The purpose of this study was to analyze occupational and personal stressors, mental health indicators, perceived discrimination and help-seeking behaviors among healthcare workers and providers (HCWPs) serving socially vulnerable groups such as immigrants, refugees, farmworkers, homeless individuals, people living in poverty, and other disadvantaged populations in the United States (U.S.) during the COVID-19 pandemic. Using a cross-sectional descriptive approach, we gathered information between July and September 2020, from a sample of 407 affiliates of two national organizations of clinic-based HCWPs who worked at federally funded and community safety-net clinics. Informed consent was obtained from all participants who completed a self-administered online survey available in English and Spanish. Our results indicated that the HCWPs serving vulnerable groups in the midst of the pandemic experienced high levels of occupational and personal stressors as well as anxiety and depressive symptomology. Major occupational stressors were excessive workload, long working-hours, and institutional barriers to refer and follow-up on their clients' access to needed social services. High-rated personal stressors included sleep disorders, lack of and child-care, partner's loosing job, and other family related situations. Our findings suggest that HCWPs working with vulnerable populations need specialized interventions that bolster their mental health and well-being as the pandemic continues to unfold. We recommend implementing initiatives that encourage HCWPs' to be actively involved in clinic decisions regarding employee safety and protection as well as in management decisions to improve work place infrastructure and capacity to respond to the social needs of their clients. Lessons learned from the pandemic are useful tools in designing protocols for addressing the mental-health needs of HCWPs in health-care organizations that attend to socially underprivileged populations.


Copyright © 2021 Salgado de Snyder, Villatoro, McDaniel, Ocegueda, Garcia and Parra-Medina. This is an open-access article distributed under the terms of the Creative Commons Attribution License (CC BY). The use, distribution or reproduction in other forums is permitted, provided the original author(s) and the copyright owner(s) are credited and that the original publication in this journal is cited, in accordance with accepted academic practice. No use, distribution or reproduction is permitted which does not comply with these terms.



To view the content in your browser, please download Adobe Reader or, alternately,
you may Download the file to your hard drive.

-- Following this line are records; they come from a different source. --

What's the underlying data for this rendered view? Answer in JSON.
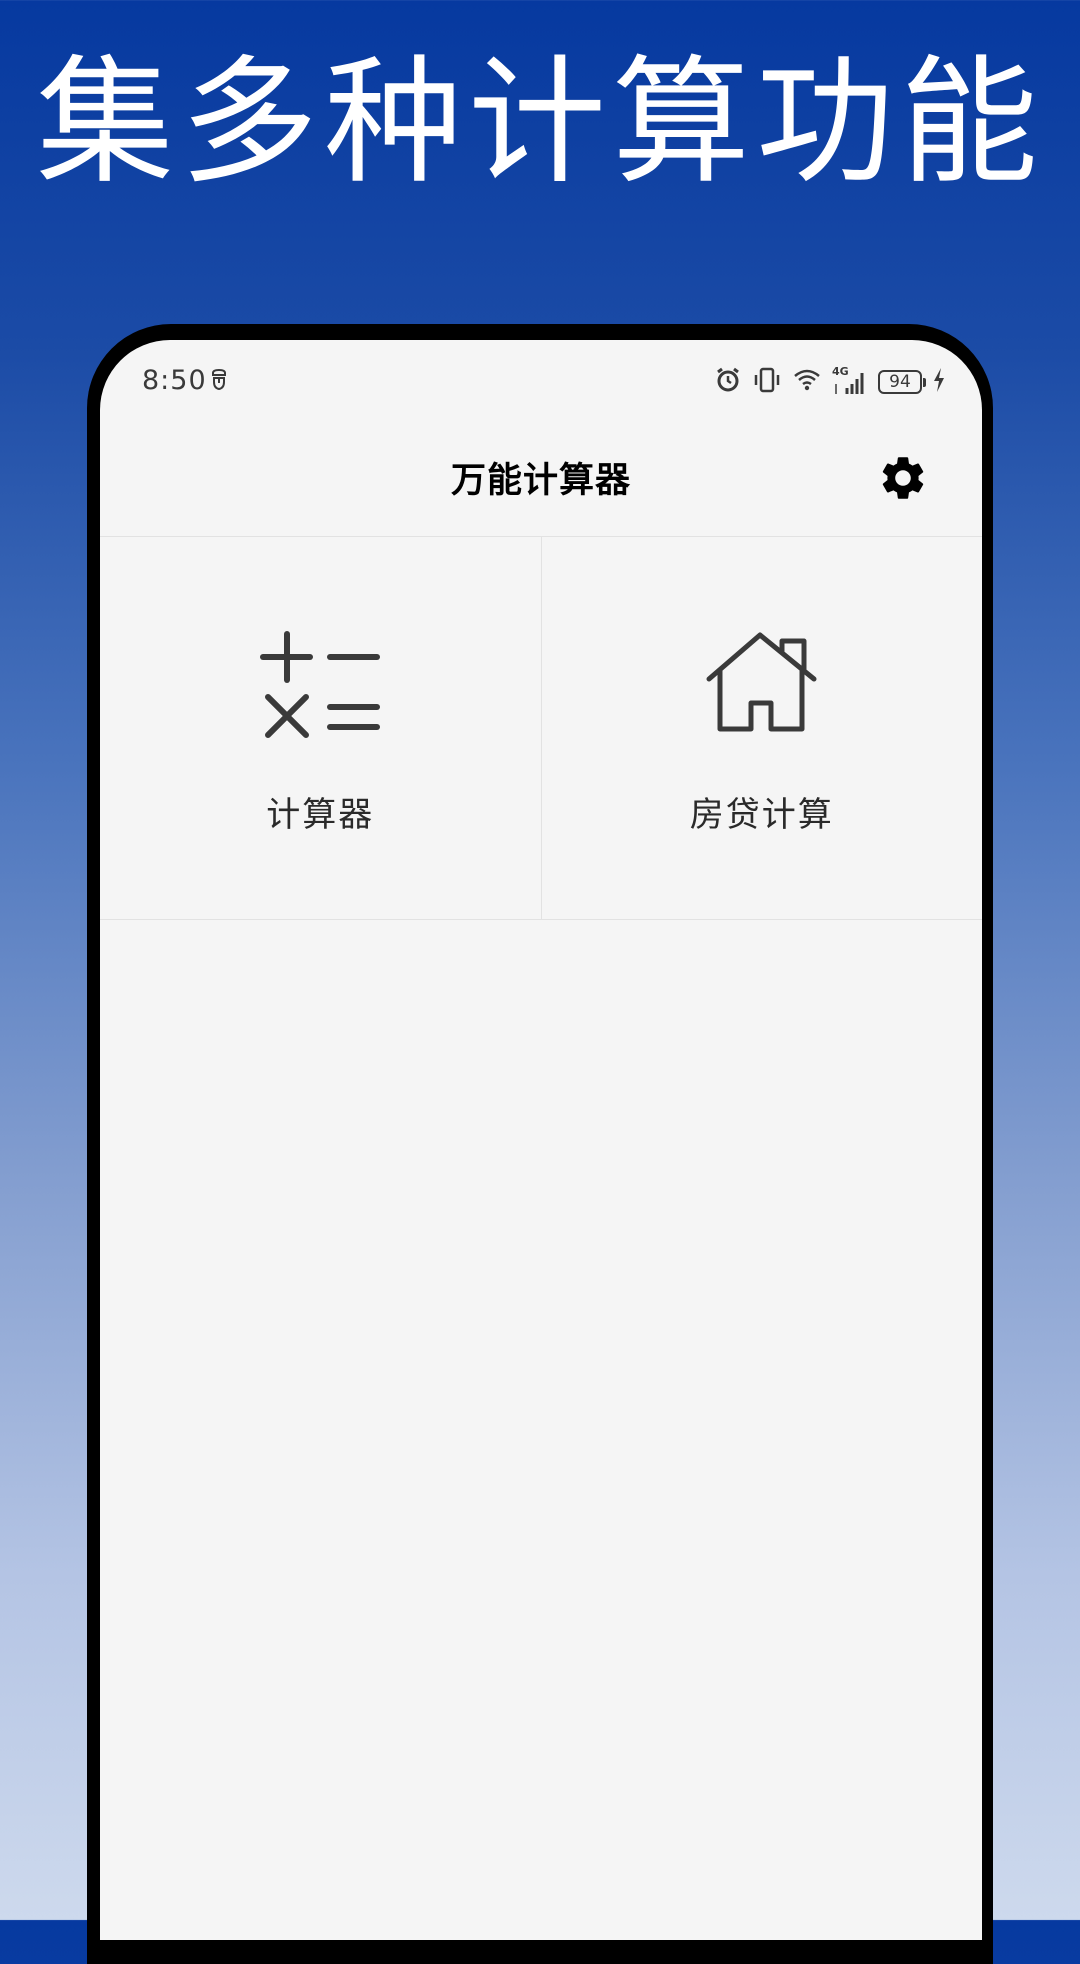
{
  "promo": {
    "headline": "集多种计算功能"
  },
  "status_bar": {
    "time": "8:50",
    "battery_level": "94",
    "network_label": "4G",
    "icons": [
      "notification-icon",
      "alarm-icon",
      "vibrate-icon",
      "wifi-icon",
      "signal-icon",
      "battery-icon",
      "charging-icon"
    ]
  },
  "app_bar": {
    "title": "万能计算器",
    "settings_icon": "gear-icon"
  },
  "tools": [
    {
      "label": "计算器",
      "icon": "calculator-icon"
    },
    {
      "label": "房贷计算",
      "icon": "house-icon"
    }
  ],
  "colors": {
    "gradient_top": "#0639a0",
    "gradient_bottom": "#cdd9ed",
    "screen_background": "#f5f5f5",
    "frame": "#000000",
    "icon_dark": "#3a3a3a"
  }
}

NOTE: The latest versions of Adobe Reader do not support viewing PDF files within Firefox on Mac OS and if you are using a modern (Intel) Mac, there is no official plugin for viewing PDF files within the browser window.